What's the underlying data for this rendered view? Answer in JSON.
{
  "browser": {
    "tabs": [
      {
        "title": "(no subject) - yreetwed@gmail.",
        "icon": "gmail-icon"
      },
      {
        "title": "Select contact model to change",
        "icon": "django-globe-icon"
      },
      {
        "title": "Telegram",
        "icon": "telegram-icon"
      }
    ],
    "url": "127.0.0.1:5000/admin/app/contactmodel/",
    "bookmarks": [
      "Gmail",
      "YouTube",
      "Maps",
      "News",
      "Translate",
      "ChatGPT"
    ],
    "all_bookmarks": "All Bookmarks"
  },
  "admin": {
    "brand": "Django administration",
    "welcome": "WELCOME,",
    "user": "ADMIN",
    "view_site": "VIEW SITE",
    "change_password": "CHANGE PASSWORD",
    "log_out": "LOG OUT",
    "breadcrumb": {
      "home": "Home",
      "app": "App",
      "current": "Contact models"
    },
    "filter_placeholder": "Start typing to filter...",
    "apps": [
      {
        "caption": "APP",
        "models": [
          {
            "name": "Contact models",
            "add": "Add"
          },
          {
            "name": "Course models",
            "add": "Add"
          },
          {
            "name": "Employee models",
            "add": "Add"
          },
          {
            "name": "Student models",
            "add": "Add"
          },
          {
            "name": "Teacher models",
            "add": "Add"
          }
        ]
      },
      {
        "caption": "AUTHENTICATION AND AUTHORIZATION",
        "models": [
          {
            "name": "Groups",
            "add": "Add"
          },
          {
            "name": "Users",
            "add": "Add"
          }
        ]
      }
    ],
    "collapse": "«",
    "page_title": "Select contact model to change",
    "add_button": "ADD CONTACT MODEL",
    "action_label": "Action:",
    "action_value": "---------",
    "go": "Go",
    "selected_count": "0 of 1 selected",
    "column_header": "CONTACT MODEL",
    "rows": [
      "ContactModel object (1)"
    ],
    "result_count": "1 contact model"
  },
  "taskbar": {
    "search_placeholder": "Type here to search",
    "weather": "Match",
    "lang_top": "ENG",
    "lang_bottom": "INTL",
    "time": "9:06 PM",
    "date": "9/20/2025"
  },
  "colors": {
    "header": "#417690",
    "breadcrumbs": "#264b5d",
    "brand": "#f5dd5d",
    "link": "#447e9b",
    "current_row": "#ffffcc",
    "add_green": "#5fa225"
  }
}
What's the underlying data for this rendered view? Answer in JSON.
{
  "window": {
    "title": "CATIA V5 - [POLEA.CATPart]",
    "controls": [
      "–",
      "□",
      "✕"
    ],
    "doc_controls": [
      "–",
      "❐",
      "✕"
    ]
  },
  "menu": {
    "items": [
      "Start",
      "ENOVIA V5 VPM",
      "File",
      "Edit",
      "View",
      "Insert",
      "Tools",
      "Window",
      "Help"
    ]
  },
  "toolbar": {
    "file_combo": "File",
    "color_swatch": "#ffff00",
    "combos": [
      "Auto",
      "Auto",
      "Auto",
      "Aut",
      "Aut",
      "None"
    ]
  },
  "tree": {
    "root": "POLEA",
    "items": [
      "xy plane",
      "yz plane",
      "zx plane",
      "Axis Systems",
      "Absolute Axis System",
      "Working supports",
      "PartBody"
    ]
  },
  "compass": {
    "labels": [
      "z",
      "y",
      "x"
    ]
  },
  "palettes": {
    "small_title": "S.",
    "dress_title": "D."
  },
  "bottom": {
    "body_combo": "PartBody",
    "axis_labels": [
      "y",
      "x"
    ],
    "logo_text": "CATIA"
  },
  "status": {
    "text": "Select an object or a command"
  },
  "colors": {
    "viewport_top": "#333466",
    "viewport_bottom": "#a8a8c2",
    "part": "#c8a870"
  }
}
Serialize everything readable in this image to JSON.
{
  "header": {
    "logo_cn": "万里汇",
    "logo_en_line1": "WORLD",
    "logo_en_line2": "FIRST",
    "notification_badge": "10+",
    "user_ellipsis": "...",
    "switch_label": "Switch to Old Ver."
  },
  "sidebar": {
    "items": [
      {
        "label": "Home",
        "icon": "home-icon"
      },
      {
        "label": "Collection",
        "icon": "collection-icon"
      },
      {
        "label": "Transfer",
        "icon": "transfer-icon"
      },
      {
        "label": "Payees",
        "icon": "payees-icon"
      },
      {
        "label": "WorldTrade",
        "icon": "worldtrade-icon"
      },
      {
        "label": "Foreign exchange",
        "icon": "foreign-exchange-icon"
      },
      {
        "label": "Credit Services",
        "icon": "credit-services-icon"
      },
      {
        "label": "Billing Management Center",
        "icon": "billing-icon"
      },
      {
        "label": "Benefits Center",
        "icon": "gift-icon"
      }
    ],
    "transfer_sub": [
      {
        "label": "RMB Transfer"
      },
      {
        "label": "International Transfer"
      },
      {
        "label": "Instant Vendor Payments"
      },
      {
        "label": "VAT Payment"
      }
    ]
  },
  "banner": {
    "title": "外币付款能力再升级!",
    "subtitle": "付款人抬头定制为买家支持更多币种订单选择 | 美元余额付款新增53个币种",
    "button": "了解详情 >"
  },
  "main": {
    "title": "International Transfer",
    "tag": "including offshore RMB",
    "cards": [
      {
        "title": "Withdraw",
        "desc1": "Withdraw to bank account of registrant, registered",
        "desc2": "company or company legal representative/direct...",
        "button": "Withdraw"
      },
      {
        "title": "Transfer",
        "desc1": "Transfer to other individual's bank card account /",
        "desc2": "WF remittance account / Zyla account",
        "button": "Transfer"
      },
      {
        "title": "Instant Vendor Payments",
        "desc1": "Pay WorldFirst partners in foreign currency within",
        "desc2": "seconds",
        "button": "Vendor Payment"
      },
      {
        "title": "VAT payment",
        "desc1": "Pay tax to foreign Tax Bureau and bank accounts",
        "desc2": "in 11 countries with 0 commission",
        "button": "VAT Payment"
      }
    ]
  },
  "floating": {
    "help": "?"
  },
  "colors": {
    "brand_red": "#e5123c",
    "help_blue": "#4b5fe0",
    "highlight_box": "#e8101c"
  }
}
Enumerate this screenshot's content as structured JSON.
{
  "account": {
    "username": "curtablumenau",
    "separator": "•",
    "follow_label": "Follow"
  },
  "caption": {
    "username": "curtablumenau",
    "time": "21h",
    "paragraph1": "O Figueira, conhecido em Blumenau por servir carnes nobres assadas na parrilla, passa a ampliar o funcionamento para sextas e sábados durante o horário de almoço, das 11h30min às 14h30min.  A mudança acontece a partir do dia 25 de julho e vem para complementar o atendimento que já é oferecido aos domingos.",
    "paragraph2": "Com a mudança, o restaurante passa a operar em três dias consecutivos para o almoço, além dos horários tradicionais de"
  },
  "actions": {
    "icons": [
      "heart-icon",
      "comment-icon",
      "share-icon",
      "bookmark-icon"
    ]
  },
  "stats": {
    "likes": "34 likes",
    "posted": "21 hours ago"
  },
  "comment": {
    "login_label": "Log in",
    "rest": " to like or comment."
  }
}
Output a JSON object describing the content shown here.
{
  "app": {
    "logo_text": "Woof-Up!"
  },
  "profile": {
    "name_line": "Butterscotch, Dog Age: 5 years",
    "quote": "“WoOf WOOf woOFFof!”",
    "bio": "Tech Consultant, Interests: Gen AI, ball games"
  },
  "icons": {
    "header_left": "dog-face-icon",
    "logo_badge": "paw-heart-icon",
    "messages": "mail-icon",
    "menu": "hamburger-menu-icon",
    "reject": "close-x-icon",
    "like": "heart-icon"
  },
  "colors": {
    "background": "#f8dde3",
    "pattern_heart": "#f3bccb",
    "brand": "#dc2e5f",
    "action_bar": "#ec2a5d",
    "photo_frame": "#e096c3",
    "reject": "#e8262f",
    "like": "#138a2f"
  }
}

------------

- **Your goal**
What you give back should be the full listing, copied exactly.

- **Expected answer**
What's the underlying data for this rendered view? Answer in JSON.
{
  "browser": {
    "tabs": [
      {
        "title": "(no subject) - yreetwed@gmail.",
        "icon": "gmail-icon"
      },
      {
        "title": "Select contact model to change",
        "icon": "django-globe-icon"
      },
      {
        "title": "Telegram",
        "icon": "telegram-icon"
      }
    ],
    "url": "127.0.0.1:5000/admin/app/contactmodel/",
    "bookmarks": [
      "Gmail",
      "YouTube",
      "Maps",
      "News",
      "Translate",
      "ChatGPT"
    ],
    "all_bookmarks": "All Bookmarks"
  },
  "admin": {
    "brand": "Django administration",
    "welcome": "WELCOME,",
    "user": "ADMIN",
    "view_site": "VIEW SITE",
    "change_password": "CHANGE PASSWORD",
    "log_out": "LOG OUT",
    "breadcrumb": {
      "home": "Home",
      "app": "App",
      "current": "Contact models"
    },
    "filter_placeholder": "Start typing to filter...",
    "apps": [
      {
        "caption": "APP",
        "models": [
          {
            "name": "Contact models",
            "add": "Add"
          },
          {
            "name": "Course models",
            "add": "Add"
          },
          {
            "name": "Employee models",
            "add": "Add"
          },
          {
            "name": "Student models",
            "add": "Add"
          },
          {
            "name": "Teacher models",
            "add": "Add"
          }
        ]
      },
      {
        "caption": "AUTHENTICATION AND AUTHORIZATION",
        "models": [
          {
            "name": "Groups",
            "add": "Add"
          },
          {
            "name": "Users",
            "add": "Add"
          }
        ]
      }
    ],
    "collapse": "«",
    "page_title": "Select contact model to change",
    "add_button": "ADD CONTACT MODEL",
    "action_label": "Action:",
    "action_value": "---------",
    "go": "Go",
    "selected_count": "0 of 1 selected",
    "column_header": "CONTACT MODEL",
    "rows": [
      "ContactModel object (1)"
    ],
    "result_count": "1 contact model"
  },
  "taskbar": {
    "search_placeholder": "Type here to search",
    "weather": "Match",
    "lang_top": "ENG",
    "lang_bottom": "INTL",
    "time": "9:06 PM",
    "date": "9/20/2025"
  },
  "colors": {
    "header": "#417690",
    "breadcrumbs": "#264b5d",
    "brand": "#f5dd5d",
    "link": "#447e9b",
    "current_row": "#ffffcc",
    "add_green": "#5fa225"
  }
}
What's the underlying data for this rendered view? Answer in JSON.
{
  "window": {
    "title": "CATIA V5 - [POLEA.CATPart]",
    "controls": [
      "–",
      "□",
      "✕"
    ],
    "doc_controls": [
      "–",
      "❐",
      "✕"
    ]
  },
  "menu": {
    "items": [
      "Start",
      "ENOVIA V5 VPM",
      "File",
      "Edit",
      "View",
      "Insert",
      "Tools",
      "Window",
      "Help"
    ]
  },
  "toolbar": {
    "file_combo": "File",
    "color_swatch": "#ffff00",
    "combos": [
      "Auto",
      "Auto",
      "Auto",
      "Aut",
      "Aut",
      "None"
    ]
  },
  "tree": {
    "root": "POLEA",
    "items": [
      "xy plane",
      "yz plane",
      "zx plane",
      "Axis Systems",
      "Absolute Axis System",
      "Working supports",
      "PartBody"
    ]
  },
  "compass": {
    "labels": [
      "z",
      "y",
      "x"
    ]
  },
  "palettes": {
    "small_title": "S.",
    "dress_title": "D."
  },
  "bottom": {
    "body_combo": "PartBody",
    "axis_labels": [
      "y",
      "x"
    ],
    "logo_text": "CATIA"
  },
  "status": {
    "text": "Select an object or a command"
  },
  "colors": {
    "viewport_top": "#333466",
    "viewport_bottom": "#a8a8c2",
    "part": "#c8a870"
  }
}
Serialize everything readable in this image to JSON.
{
  "header": {
    "logo_cn": "万里汇",
    "logo_en_line1": "WORLD",
    "logo_en_line2": "FIRST",
    "notification_badge": "10+",
    "user_ellipsis": "...",
    "switch_label": "Switch to Old Ver."
  },
  "sidebar": {
    "items": [
      {
        "label": "Home",
        "icon": "home-icon"
      },
      {
        "label": "Collection",
        "icon": "collection-icon"
      },
      {
        "label": "Transfer",
        "icon": "transfer-icon"
      },
      {
        "label": "Payees",
        "icon": "payees-icon"
      },
      {
        "label": "WorldTrade",
        "icon": "worldtrade-icon"
      },
      {
        "label": "Foreign exchange",
        "icon": "foreign-exchange-icon"
      },
      {
        "label": "Credit Services",
        "icon": "credit-services-icon"
      },
      {
        "label": "Billing Management Center",
        "icon": "billing-icon"
      },
      {
        "label": "Benefits Center",
        "icon": "gift-icon"
      }
    ],
    "transfer_sub": [
      {
        "label": "RMB Transfer"
      },
      {
        "label": "International Transfer"
      },
      {
        "label": "Instant Vendor Payments"
      },
      {
        "label": "VAT Payment"
      }
    ]
  },
  "banner": {
    "title": "外币付款能力再升级!",
    "subtitle": "付款人抬头定制为买家支持更多币种订单选择 | 美元余额付款新增53个币种",
    "button": "了解详情 >"
  },
  "main": {
    "title": "International Transfer",
    "tag": "including offshore RMB",
    "cards": [
      {
        "title": "Withdraw",
        "desc1": "Withdraw to bank account of registrant, registered",
        "desc2": "company or company legal representative/direct...",
        "button": "Withdraw"
      },
      {
        "title": "Transfer",
        "desc1": "Transfer to other individual's bank card account /",
        "desc2": "WF remittance account / Zyla account",
        "button": "Transfer"
      },
      {
        "title": "Instant Vendor Payments",
        "desc1": "Pay WorldFirst partners in foreign currency within",
        "desc2": "seconds",
        "button": "Vendor Payment"
      },
      {
        "title": "VAT payment",
        "desc1": "Pay tax to foreign Tax Bureau and bank accounts",
        "desc2": "in 11 countries with 0 commission",
        "button": "VAT Payment"
      }
    ]
  },
  "floating": {
    "help": "?"
  },
  "colors": {
    "brand_red": "#e5123c",
    "help_blue": "#4b5fe0",
    "highlight_box": "#e8101c"
  }
}
Enumerate this screenshot's content as structured JSON.
{
  "account": {
    "username": "curtablumenau",
    "separator": "•",
    "follow_label": "Follow"
  },
  "caption": {
    "username": "curtablumenau",
    "time": "21h",
    "paragraph1": "O Figueira, conhecido em Blumenau por servir carnes nobres assadas na parrilla, passa a ampliar o funcionamento para sextas e sábados durante o horário de almoço, das 11h30min às 14h30min.  A mudança acontece a partir do dia 25 de julho e vem para complementar o atendimento que já é oferecido aos domingos.",
    "paragraph2": "Com a mudança, o restaurante passa a operar em três dias consecutivos para o almoço, além dos horários tradicionais de"
  },
  "actions": {
    "icons": [
      "heart-icon",
      "comment-icon",
      "share-icon",
      "bookmark-icon"
    ]
  },
  "stats": {
    "likes": "34 likes",
    "posted": "21 hours ago"
  },
  "comment": {
    "login_label": "Log in",
    "rest": " to like or comment."
  }
}
Output a JSON object describing the content shown here.
{
  "app": {
    "logo_text": "Woof-Up!"
  },
  "profile": {
    "name_line": "Butterscotch, Dog Age: 5 years",
    "quote": "“WoOf WOOf woOFFof!”",
    "bio": "Tech Consultant, Interests: Gen AI, ball games"
  },
  "icons": {
    "header_left": "dog-face-icon",
    "logo_badge": "paw-heart-icon",
    "messages": "mail-icon",
    "menu": "hamburger-menu-icon",
    "reject": "close-x-icon",
    "like": "heart-icon"
  },
  "colors": {
    "background": "#f8dde3",
    "pattern_heart": "#f3bccb",
    "brand": "#dc2e5f",
    "action_bar": "#ec2a5d",
    "photo_frame": "#e096c3",
    "reject": "#e8262f",
    "like": "#138a2f"
  }
}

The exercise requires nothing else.